*TASK TO COMPLETE*:
Return every line of the data below, exactly.

*Extracted records*:
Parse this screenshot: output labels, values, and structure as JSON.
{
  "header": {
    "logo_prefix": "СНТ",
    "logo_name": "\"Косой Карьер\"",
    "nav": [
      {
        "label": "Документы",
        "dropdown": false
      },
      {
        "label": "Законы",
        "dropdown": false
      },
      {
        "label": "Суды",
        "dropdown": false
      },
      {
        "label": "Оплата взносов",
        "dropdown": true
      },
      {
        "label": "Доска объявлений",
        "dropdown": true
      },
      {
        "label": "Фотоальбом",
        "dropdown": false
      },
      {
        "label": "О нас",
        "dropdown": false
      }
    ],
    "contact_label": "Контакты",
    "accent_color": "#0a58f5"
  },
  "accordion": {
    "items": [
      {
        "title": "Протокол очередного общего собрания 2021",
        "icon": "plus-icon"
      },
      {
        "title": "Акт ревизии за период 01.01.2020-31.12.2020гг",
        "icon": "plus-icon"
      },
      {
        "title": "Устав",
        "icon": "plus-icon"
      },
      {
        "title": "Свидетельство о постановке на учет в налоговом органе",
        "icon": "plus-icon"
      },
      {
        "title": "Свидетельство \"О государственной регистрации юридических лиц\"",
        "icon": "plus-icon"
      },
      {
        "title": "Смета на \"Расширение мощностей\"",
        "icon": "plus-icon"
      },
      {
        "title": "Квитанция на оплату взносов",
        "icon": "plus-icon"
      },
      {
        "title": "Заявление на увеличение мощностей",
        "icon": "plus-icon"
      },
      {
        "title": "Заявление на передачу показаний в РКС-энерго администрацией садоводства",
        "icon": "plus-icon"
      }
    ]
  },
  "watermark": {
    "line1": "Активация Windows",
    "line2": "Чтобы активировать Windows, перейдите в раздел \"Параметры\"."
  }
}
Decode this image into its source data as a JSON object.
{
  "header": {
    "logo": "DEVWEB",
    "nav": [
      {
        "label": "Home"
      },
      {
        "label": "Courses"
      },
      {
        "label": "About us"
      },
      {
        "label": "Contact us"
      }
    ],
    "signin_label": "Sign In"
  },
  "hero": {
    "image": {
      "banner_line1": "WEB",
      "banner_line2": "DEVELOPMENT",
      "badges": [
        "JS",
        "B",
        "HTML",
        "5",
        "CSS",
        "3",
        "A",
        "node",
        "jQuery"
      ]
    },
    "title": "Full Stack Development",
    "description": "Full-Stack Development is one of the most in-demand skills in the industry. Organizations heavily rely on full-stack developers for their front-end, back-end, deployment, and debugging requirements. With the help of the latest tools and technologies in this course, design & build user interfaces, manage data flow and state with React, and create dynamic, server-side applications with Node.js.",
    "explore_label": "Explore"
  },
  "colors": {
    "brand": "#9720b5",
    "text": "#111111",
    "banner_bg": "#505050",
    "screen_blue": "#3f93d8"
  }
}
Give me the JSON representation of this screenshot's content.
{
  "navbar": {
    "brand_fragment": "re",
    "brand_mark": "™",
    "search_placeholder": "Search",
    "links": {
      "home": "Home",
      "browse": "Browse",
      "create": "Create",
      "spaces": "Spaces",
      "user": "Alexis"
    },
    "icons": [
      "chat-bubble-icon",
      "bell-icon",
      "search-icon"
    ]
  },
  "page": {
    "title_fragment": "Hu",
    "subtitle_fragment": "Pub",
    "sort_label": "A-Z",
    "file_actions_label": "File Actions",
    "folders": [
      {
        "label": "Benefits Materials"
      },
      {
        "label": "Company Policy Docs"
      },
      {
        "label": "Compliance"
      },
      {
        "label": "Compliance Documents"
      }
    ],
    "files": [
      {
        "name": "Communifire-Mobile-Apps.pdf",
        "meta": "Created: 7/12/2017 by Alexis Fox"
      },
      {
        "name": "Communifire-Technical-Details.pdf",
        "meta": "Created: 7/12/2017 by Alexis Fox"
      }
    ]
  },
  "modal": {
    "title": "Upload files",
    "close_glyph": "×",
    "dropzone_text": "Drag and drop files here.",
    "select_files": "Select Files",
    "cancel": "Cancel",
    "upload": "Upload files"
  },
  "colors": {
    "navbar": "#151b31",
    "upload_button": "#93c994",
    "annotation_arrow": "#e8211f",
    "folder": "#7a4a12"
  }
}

*WORKED SOLUTION*:
Parse this screenshot: output labels, values, and structure as JSON.
{
  "header": {
    "logo_prefix": "СНТ",
    "logo_name": "\"Косой Карьер\"",
    "nav": [
      {
        "label": "Документы",
        "dropdown": false
      },
      {
        "label": "Законы",
        "dropdown": false
      },
      {
        "label": "Суды",
        "dropdown": false
      },
      {
        "label": "Оплата взносов",
        "dropdown": true
      },
      {
        "label": "Доска объявлений",
        "dropdown": true
      },
      {
        "label": "Фотоальбом",
        "dropdown": false
      },
      {
        "label": "О нас",
        "dropdown": false
      }
    ],
    "contact_label": "Контакты",
    "accent_color": "#0a58f5"
  },
  "accordion": {
    "items": [
      {
        "title": "Протокол очередного общего собрания 2021",
        "icon": "plus-icon"
      },
      {
        "title": "Акт ревизии за период 01.01.2020-31.12.2020гг",
        "icon": "plus-icon"
      },
      {
        "title": "Устав",
        "icon": "plus-icon"
      },
      {
        "title": "Свидетельство о постановке на учет в налоговом органе",
        "icon": "plus-icon"
      },
      {
        "title": "Свидетельство \"О государственной регистрации юридических лиц\"",
        "icon": "plus-icon"
      },
      {
        "title": "Смета на \"Расширение мощностей\"",
        "icon": "plus-icon"
      },
      {
        "title": "Квитанция на оплату взносов",
        "icon": "plus-icon"
      },
      {
        "title": "Заявление на увеличение мощностей",
        "icon": "plus-icon"
      },
      {
        "title": "Заявление на передачу показаний в РКС-энерго администрацией садоводства",
        "icon": "plus-icon"
      }
    ]
  },
  "watermark": {
    "line1": "Активация Windows",
    "line2": "Чтобы активировать Windows, перейдите в раздел \"Параметры\"."
  }
}
Decode this image into its source data as a JSON object.
{
  "header": {
    "logo": "DEVWEB",
    "nav": [
      {
        "label": "Home"
      },
      {
        "label": "Courses"
      },
      {
        "label": "About us"
      },
      {
        "label": "Contact us"
      }
    ],
    "signin_label": "Sign In"
  },
  "hero": {
    "image": {
      "banner_line1": "WEB",
      "banner_line2": "DEVELOPMENT",
      "badges": [
        "JS",
        "B",
        "HTML",
        "5",
        "CSS",
        "3",
        "A",
        "node",
        "jQuery"
      ]
    },
    "title": "Full Stack Development",
    "description": "Full-Stack Development is one of the most in-demand skills in the industry. Organizations heavily rely on full-stack developers for their front-end, back-end, deployment, and debugging requirements. With the help of the latest tools and technologies in this course, design & build user interfaces, manage data flow and state with React, and create dynamic, server-side applications with Node.js.",
    "explore_label": "Explore"
  },
  "colors": {
    "brand": "#9720b5",
    "text": "#111111",
    "banner_bg": "#505050",
    "screen_blue": "#3f93d8"
  }
}
Give me the JSON representation of this screenshot's content.
{
  "navbar": {
    "brand_fragment": "re",
    "brand_mark": "™",
    "search_placeholder": "Search",
    "links": {
      "home": "Home",
      "browse": "Browse",
      "create": "Create",
      "spaces": "Spaces",
      "user": "Alexis"
    },
    "icons": [
      "chat-bubble-icon",
      "bell-icon",
      "search-icon"
    ]
  },
  "page": {
    "title_fragment": "Hu",
    "subtitle_fragment": "Pub",
    "sort_label": "A-Z",
    "file_actions_label": "File Actions",
    "folders": [
      {
        "label": "Benefits Materials"
      },
      {
        "label": "Company Policy Docs"
      },
      {
        "label": "Compliance"
      },
      {
        "label": "Compliance Documents"
      }
    ],
    "files": [
      {
        "name": "Communifire-Mobile-Apps.pdf",
        "meta": "Created: 7/12/2017 by Alexis Fox"
      },
      {
        "name": "Communifire-Technical-Details.pdf",
        "meta": "Created: 7/12/2017 by Alexis Fox"
      }
    ]
  },
  "modal": {
    "title": "Upload files",
    "close_glyph": "×",
    "dropzone_text": "Drag and drop files here.",
    "select_files": "Select Files",
    "cancel": "Cancel",
    "upload": "Upload files"
  },
  "colors": {
    "navbar": "#151b31",
    "upload_button": "#93c994",
    "annotation_arrow": "#e8211f",
    "folder": "#7a4a12"
  }
}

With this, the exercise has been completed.